We will never forget your Noah and the others.
Thank you for sharing.
Thank you for your compassion and for your advocacy, Lilly.
Thank you for this beautifully worded reminder of the horror that occurred that day. Noah sounds like a lovely child. I have been a public school teacher for 38 years, and I remember that day too well. I also live in New England in a picture-perfect small town by the sea. That day a student told me what he had just read online about the murders in Sandy Hook, and at first I didn’t believe him – it all sounded too incredible. But sadly I saw later that the student had reported the news correctly. I too think about Noah and his classmates and teachers every year at this time. When I started teaching in the dark ages of the early 1980’s these kinds of events never entered my mind. Now, unfortunately, we are always thinking of how to be ready for the possibility of another school shooting. I’ll be retiring in a few years, and sadly, I don’t feel we’ve made any progress towards doing what is right for our children and the safety they deserve.
I’m so sorry for the loss of your dear grandchild and the pain that your family will always feel. There’s nothing normal about children being killed so violently in a place where they and their parents should only expect warmth and security. There is something dreadfully wrong with the conscience of our country at this time, and I feel so helpless to change it.
There is indeed. But we are not helpless. I do believe Moms Demand Action is making a big difference. Elections matter. Hopefully 2020 will confirm the trend. Thank you for remembering the lives lost in Sandy Hook.
Patricia Ann Reese says
Thank you for sharing this year’s tribute to your grandson Noah. It was so loving and honest and I was glad to read that others had chosen to read it at various events being held in the country to honor those lost that day. I can’t truly imagine your loss though I’m a grandmother of an eight and ten year old girl and hate that any child has to have these safety drills in school or worry about shootings happening in a school. My love to you and your family at this difficult time.
Joan Bardee says
You wrote a beautiful piece and I want you to know we remember. We remember Newtown and so many others killed and injured before Newtown and since then. My sincerest sympathies on a loss that is beyond understanding.

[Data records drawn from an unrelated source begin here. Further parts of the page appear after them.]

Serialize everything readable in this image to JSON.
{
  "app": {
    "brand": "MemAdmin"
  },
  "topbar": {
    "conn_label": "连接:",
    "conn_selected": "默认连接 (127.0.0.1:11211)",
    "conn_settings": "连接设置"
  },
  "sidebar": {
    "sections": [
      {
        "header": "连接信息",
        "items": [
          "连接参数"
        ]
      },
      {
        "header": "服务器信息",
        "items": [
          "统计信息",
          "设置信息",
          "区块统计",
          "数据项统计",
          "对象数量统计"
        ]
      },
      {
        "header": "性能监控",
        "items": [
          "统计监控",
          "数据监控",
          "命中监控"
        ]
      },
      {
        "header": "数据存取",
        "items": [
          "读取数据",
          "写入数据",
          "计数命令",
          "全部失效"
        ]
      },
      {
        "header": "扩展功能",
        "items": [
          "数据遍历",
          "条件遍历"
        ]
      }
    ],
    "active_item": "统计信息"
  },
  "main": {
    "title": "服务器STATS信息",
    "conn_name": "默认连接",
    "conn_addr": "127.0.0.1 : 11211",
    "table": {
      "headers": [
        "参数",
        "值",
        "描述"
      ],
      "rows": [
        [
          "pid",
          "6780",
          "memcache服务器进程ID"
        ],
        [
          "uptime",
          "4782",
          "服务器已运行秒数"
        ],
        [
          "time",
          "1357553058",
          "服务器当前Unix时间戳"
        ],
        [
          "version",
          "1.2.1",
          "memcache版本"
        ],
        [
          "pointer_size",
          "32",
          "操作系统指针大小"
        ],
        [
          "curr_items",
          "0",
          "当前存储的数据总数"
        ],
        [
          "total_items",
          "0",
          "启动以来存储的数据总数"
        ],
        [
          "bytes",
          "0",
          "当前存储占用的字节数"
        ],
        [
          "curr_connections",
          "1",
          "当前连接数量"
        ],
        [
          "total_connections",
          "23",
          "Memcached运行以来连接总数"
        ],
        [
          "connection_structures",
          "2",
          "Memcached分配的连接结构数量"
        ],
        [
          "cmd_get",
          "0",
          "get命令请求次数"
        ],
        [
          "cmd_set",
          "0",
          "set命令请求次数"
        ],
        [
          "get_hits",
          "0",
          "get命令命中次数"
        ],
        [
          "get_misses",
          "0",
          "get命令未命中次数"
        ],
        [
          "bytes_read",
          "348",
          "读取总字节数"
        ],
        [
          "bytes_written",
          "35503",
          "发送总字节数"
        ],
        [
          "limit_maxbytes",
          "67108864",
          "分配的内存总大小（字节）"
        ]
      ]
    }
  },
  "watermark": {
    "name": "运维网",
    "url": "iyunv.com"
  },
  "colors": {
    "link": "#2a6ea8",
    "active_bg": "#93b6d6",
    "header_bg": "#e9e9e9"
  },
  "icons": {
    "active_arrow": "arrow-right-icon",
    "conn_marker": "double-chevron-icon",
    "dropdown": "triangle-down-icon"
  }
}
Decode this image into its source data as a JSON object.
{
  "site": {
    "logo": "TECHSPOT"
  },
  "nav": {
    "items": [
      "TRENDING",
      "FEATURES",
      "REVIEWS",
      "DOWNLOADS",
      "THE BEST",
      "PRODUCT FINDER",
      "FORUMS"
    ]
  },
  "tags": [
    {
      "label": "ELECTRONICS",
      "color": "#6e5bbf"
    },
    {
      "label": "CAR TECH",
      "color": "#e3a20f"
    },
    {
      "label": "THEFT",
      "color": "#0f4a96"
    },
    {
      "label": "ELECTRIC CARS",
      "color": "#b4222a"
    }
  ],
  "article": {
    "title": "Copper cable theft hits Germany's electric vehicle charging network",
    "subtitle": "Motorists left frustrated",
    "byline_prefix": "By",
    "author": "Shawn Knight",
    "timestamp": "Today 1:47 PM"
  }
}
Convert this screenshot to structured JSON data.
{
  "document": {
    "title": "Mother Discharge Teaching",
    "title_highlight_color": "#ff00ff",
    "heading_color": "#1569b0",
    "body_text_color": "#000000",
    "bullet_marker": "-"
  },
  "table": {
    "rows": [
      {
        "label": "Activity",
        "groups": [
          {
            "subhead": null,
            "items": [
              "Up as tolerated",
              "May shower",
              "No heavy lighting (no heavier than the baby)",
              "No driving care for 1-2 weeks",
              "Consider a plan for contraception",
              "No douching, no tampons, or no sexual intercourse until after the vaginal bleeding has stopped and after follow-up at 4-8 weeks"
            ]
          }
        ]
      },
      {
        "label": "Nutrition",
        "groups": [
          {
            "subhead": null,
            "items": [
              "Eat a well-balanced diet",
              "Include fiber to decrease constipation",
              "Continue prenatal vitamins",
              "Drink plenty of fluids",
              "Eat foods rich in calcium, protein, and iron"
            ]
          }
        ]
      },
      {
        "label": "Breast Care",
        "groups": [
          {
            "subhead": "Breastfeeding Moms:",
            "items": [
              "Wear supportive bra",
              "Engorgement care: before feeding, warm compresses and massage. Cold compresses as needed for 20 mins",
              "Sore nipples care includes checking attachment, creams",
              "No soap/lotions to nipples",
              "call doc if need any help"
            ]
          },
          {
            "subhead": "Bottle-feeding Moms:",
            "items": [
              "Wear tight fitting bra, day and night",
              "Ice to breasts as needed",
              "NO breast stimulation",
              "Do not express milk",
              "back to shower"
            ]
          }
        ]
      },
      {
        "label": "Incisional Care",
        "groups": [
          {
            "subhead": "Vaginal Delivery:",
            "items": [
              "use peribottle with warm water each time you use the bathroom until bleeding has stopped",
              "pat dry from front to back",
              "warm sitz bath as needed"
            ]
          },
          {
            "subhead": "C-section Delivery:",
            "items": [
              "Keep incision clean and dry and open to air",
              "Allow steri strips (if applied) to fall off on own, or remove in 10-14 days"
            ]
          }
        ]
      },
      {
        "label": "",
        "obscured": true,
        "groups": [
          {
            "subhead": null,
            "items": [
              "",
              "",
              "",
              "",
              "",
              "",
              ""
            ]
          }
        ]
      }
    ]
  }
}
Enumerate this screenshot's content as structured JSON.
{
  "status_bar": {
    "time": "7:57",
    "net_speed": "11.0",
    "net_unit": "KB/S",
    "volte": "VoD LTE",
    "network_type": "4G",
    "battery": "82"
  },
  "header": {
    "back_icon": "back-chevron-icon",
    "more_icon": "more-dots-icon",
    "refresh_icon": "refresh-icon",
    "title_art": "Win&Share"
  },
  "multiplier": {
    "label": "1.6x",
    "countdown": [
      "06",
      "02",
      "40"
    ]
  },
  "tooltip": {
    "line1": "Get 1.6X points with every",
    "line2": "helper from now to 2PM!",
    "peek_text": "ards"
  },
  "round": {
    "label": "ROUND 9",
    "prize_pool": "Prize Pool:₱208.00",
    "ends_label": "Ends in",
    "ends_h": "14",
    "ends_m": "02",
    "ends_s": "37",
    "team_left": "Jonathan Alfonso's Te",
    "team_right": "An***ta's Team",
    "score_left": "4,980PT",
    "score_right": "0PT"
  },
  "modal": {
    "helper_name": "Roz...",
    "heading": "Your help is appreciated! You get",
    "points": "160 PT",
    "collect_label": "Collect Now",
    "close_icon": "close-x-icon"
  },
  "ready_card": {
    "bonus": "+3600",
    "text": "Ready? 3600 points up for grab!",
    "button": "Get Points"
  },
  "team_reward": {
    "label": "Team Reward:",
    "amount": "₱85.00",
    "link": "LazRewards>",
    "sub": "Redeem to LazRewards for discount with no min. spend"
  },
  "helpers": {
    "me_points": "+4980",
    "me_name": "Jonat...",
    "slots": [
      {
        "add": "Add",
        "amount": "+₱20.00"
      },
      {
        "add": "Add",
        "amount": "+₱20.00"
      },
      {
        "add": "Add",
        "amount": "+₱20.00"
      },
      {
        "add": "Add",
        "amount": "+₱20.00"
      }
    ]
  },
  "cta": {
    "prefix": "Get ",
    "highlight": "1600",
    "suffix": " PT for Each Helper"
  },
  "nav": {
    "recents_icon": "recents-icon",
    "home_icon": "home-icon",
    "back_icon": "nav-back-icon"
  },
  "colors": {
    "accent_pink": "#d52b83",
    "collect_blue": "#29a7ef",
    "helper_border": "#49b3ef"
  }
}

Just know there are many of us out here that are concerned and sympathetic for you and your family… and all the families of Sandy Hook. If only we knew what to do to irradiate gun violence! We would do anything!! Bless you! Ed and Jeanne
Jacqui R says
I live here in CT and yesterday, I did not feel quite right. An enormous sense of sadness hovered over me the entire day. I have three granddaughters. The first was born a few years before Sandy Hook and the other two a few years after. I could not image my life without them and want to tell you I am so sorry for what happened to Noah and to you and your family. Your loss, I am sure is immeasurable. I hope his sweet memory can bring you some sense of peace in this holiday season and throughout the year.